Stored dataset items
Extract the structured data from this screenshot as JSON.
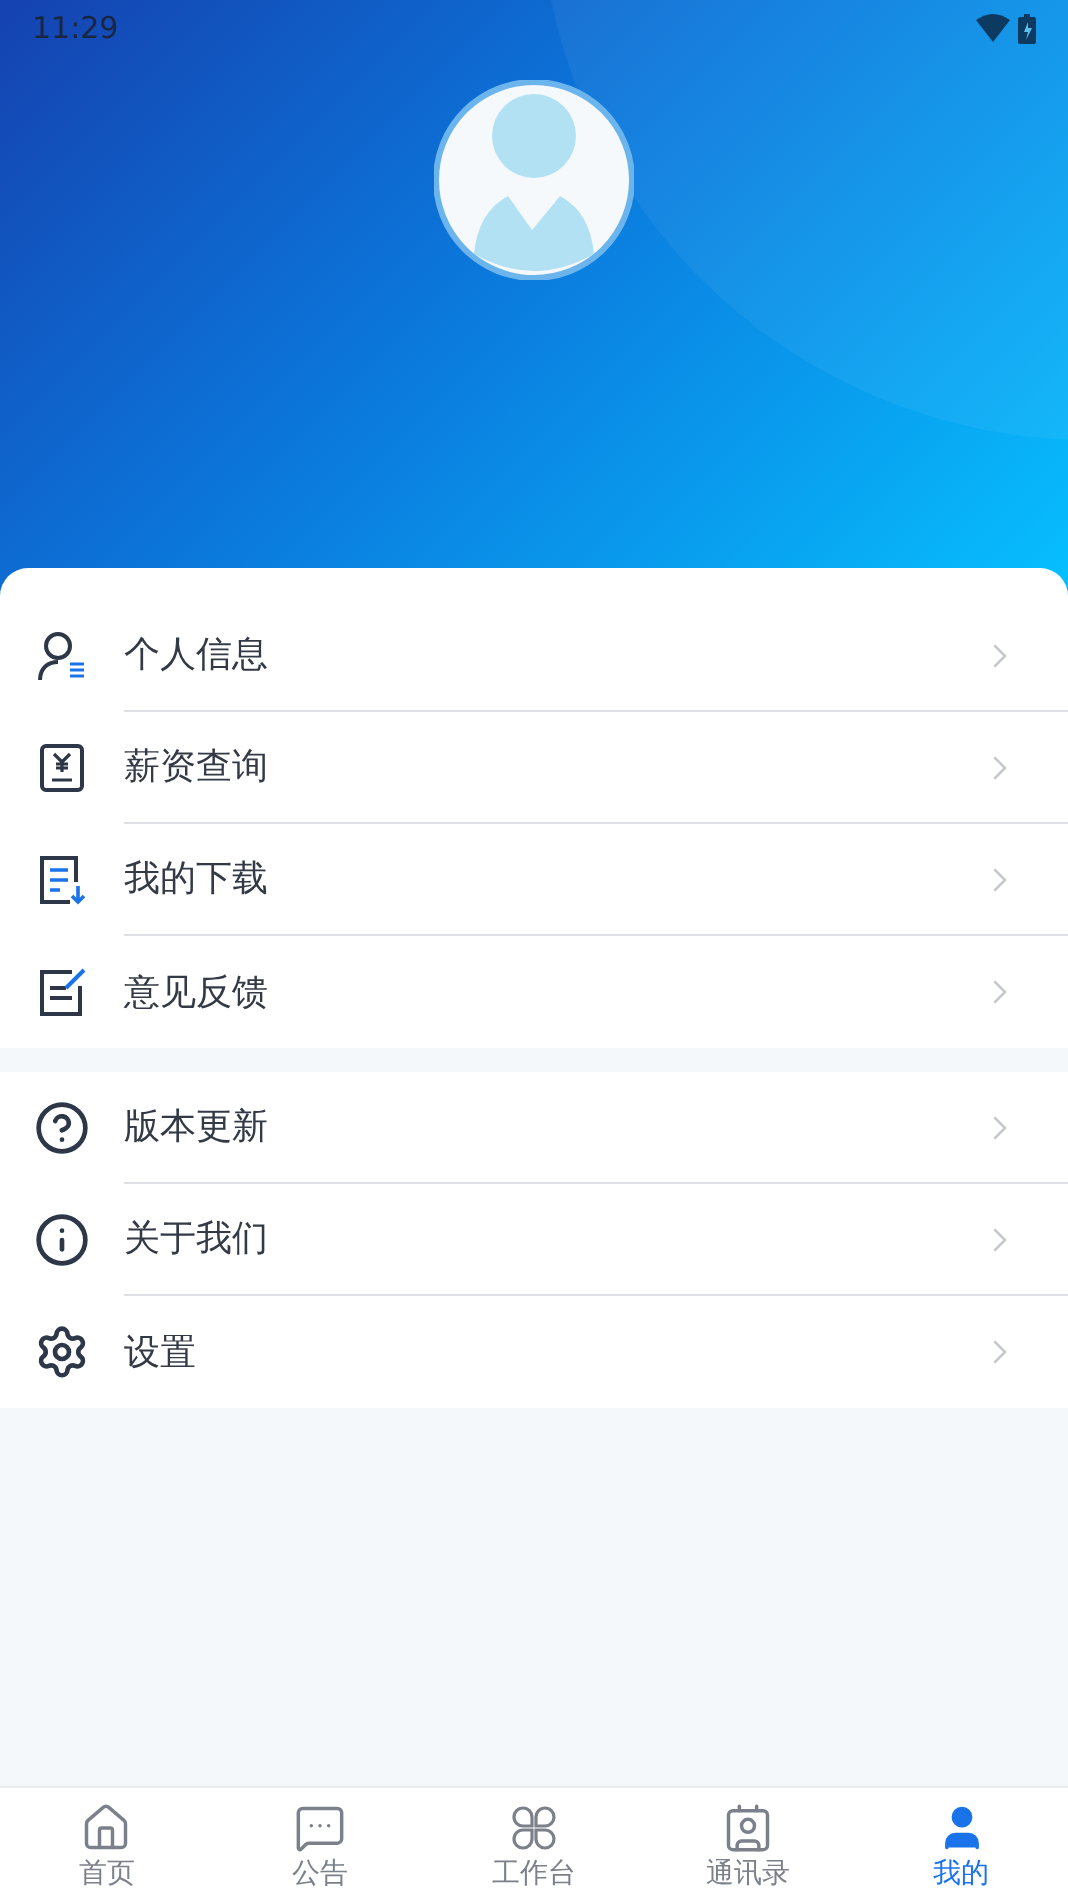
{
  "status_bar": {
    "time": "11:29"
  },
  "menu_groups": [
    {
      "items": [
        {
          "label": "个人信息"
        },
        {
          "label": "薪资查询"
        },
        {
          "label": "我的下载"
        },
        {
          "label": "意见反馈"
        }
      ]
    },
    {
      "items": [
        {
          "label": "版本更新"
        },
        {
          "label": "关于我们"
        },
        {
          "label": "设置"
        }
      ]
    }
  ],
  "tab_bar": [
    {
      "label": "首页",
      "selected": false
    },
    {
      "label": "公告",
      "selected": false
    },
    {
      "label": "工作台",
      "selected": false
    },
    {
      "label": "通讯录",
      "selected": false
    },
    {
      "label": "我的",
      "selected": true
    }
  ]
}
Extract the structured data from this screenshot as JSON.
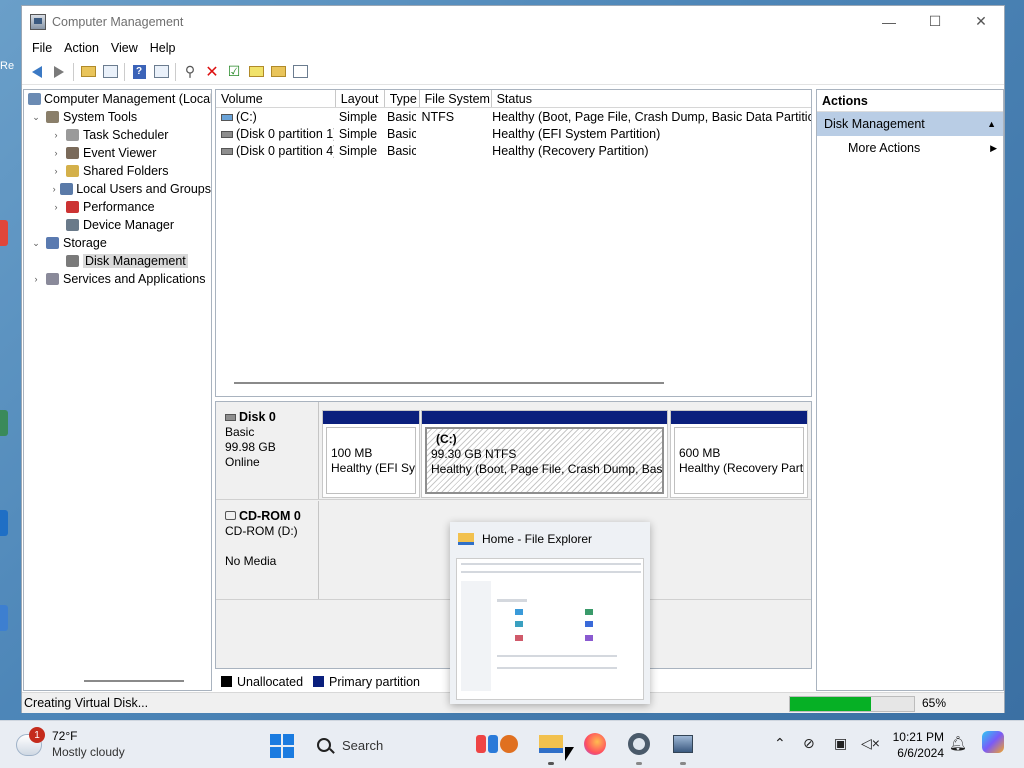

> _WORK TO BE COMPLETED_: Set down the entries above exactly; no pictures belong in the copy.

> _REPLY TO THE TASK_:
Extract the structured data from this screenshot as JSON.
{
  "status_bar": {
    "time": "11:29"
  },
  "menu_groups": [
    {
      "items": [
        {
          "label": "个人信息"
        },
        {
          "label": "薪资查询"
        },
        {
          "label": "我的下载"
        },
        {
          "label": "意见反馈"
        }
      ]
    },
    {
      "items": [
        {
          "label": "版本更新"
        },
        {
          "label": "关于我们"
        },
        {
          "label": "设置"
        }
      ]
    }
  ],
  "tab_bar": [
    {
      "label": "首页",
      "selected": false
    },
    {
      "label": "公告",
      "selected": false
    },
    {
      "label": "工作台",
      "selected": false
    },
    {
      "label": "通讯录",
      "selected": false
    },
    {
      "label": "我的",
      "selected": true
    }
  ]
}
Extract the structured data from this screenshot as JSON.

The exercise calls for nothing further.